Thus, the control unit 90 adjusts EOAT_TARGET downward as required to bring PCAT down to SET TEMP, and once PCAT reaches SET TEMP, EOAT_TARGET is adjusted upward until it reaches EOATmax or DTMdes. In other words, the compressor capacity is reduced to achieve the desired passenger compartment humidity level once the desired passenger compartment temperature has been reached. The HUMIDITY TIMER is used to limit the adjustment rate of EOAT_TARGET based on humidity considerations; consequently, the reference REF of block 122 is selected in consideration of the execution rate of the adjustment routine and the response characteristics of the system 10.
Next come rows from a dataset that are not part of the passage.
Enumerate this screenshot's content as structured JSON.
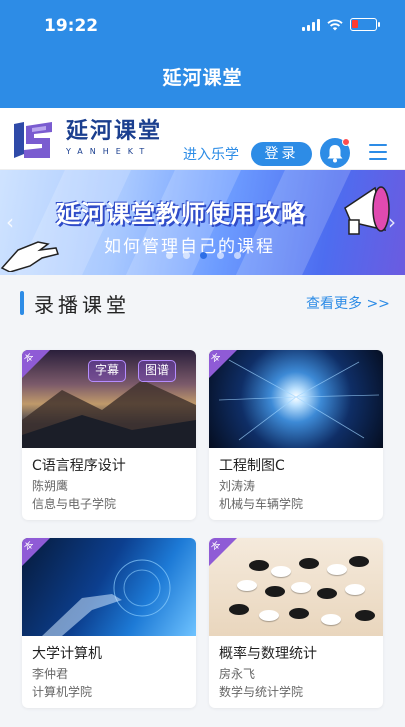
{
  "status_bar": {
    "time": "19:22"
  },
  "nav": {
    "title": "延河课堂"
  },
  "header": {
    "logo_cn": "延河课堂",
    "logo_en": "YANHEKT",
    "enter_label": "进入乐学",
    "login_label": "登录"
  },
  "banner": {
    "title": "延河课堂教师使用攻略",
    "subtitle": "如何管理自己的课程",
    "slides": 5,
    "active_slide": 3
  },
  "section": {
    "title": "录播课堂",
    "more": "查看更多 >>"
  },
  "courses": [
    {
      "title": "C语言程序设计",
      "teacher": "陈朔鹰",
      "school": "信息与电子学院",
      "tags": [
        "字幕",
        "图谱"
      ],
      "ribbon": "本"
    },
    {
      "title": "工程制图C",
      "teacher": "刘涛涛",
      "school": "机械与车辆学院",
      "ribbon": "本"
    },
    {
      "title": "大学计算机",
      "teacher": "李仲君",
      "school": "计算机学院",
      "ribbon": "本"
    },
    {
      "title": "概率与数理统计",
      "teacher": "房永飞",
      "school": "数学与统计学院",
      "ribbon": "本"
    }
  ],
  "colors": {
    "primary": "#2d8ce6",
    "logo": "#1b3f8f",
    "ribbon": "#8f5bd6"
  }
}
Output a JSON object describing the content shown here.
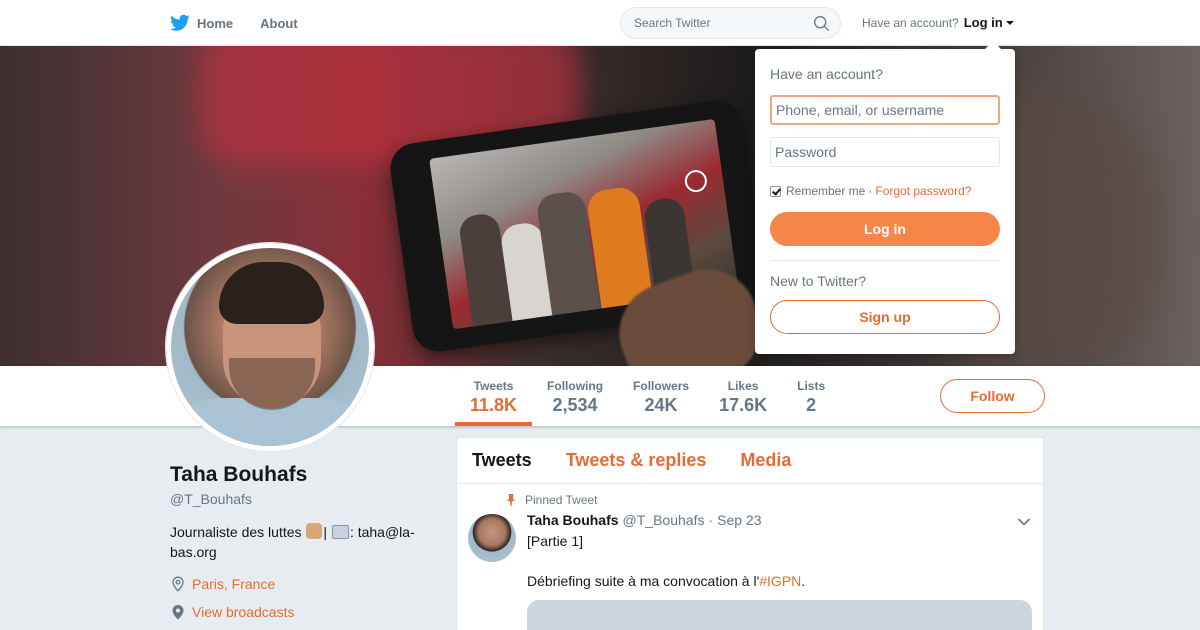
{
  "nav": {
    "home_label": "Home",
    "about_label": "About",
    "search_placeholder": "Search Twitter",
    "have_account": "Have an account?",
    "login_label": "Log in"
  },
  "profile": {
    "name": "Taha Bouhafs",
    "handle": "@T_Bouhafs",
    "bio_before": "Journaliste des luttes ",
    "bio_middle": "| ",
    "bio_after": ": taha@la-bas.org",
    "location": "Paris, France",
    "broadcasts": "View broadcasts",
    "follow_label": "Follow"
  },
  "stats": [
    {
      "label": "Tweets",
      "value": "11.8K",
      "active": true
    },
    {
      "label": "Following",
      "value": "2,534"
    },
    {
      "label": "Followers",
      "value": "24K"
    },
    {
      "label": "Likes",
      "value": "17.6K"
    },
    {
      "label": "Lists",
      "value": "2"
    }
  ],
  "timeline": {
    "tabs": [
      "Tweets",
      "Tweets & replies",
      "Media"
    ],
    "pinned_label": "Pinned Tweet",
    "tweet": {
      "name": "Taha Bouhafs",
      "handle": "@T_Bouhafs",
      "dot": "·",
      "date": "Sep 23",
      "line1": "[Partie 1]",
      "line2_before": "Débriefing suite à ma convocation à l'",
      "hashtag": "#IGPN",
      "line2_after": "."
    }
  },
  "login_dropdown": {
    "title": "Have an account?",
    "username_placeholder": "Phone, email, or username",
    "password_placeholder": "Password",
    "remember_label": "Remember me",
    "separator": "·",
    "forgot_label": "Forgot password?",
    "login_button": "Log in",
    "new_label": "New to Twitter?",
    "signup_button": "Sign up"
  },
  "colors": {
    "accent": "#e86a33",
    "brand": "#1da1f2"
  }
}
In summary, the above-described control method achieves both improved passenger comfort and decreased compressor power consumption without requiring the expense of a passenger compartment humidity sensor. While described in reference to the illustrated embodiment, it is expected that various modifications in addition to those mentioned above will occur to those skilled in the art. For example, the evaporator fin temperature or the evaporator outlet refrigerant pressure (if available) could be used as a dew point indication in lieu of EOAT. Thus, it will be understood that methods incorporating these and other modifications may fall within the scope of this invention, which is defined by the appended claims.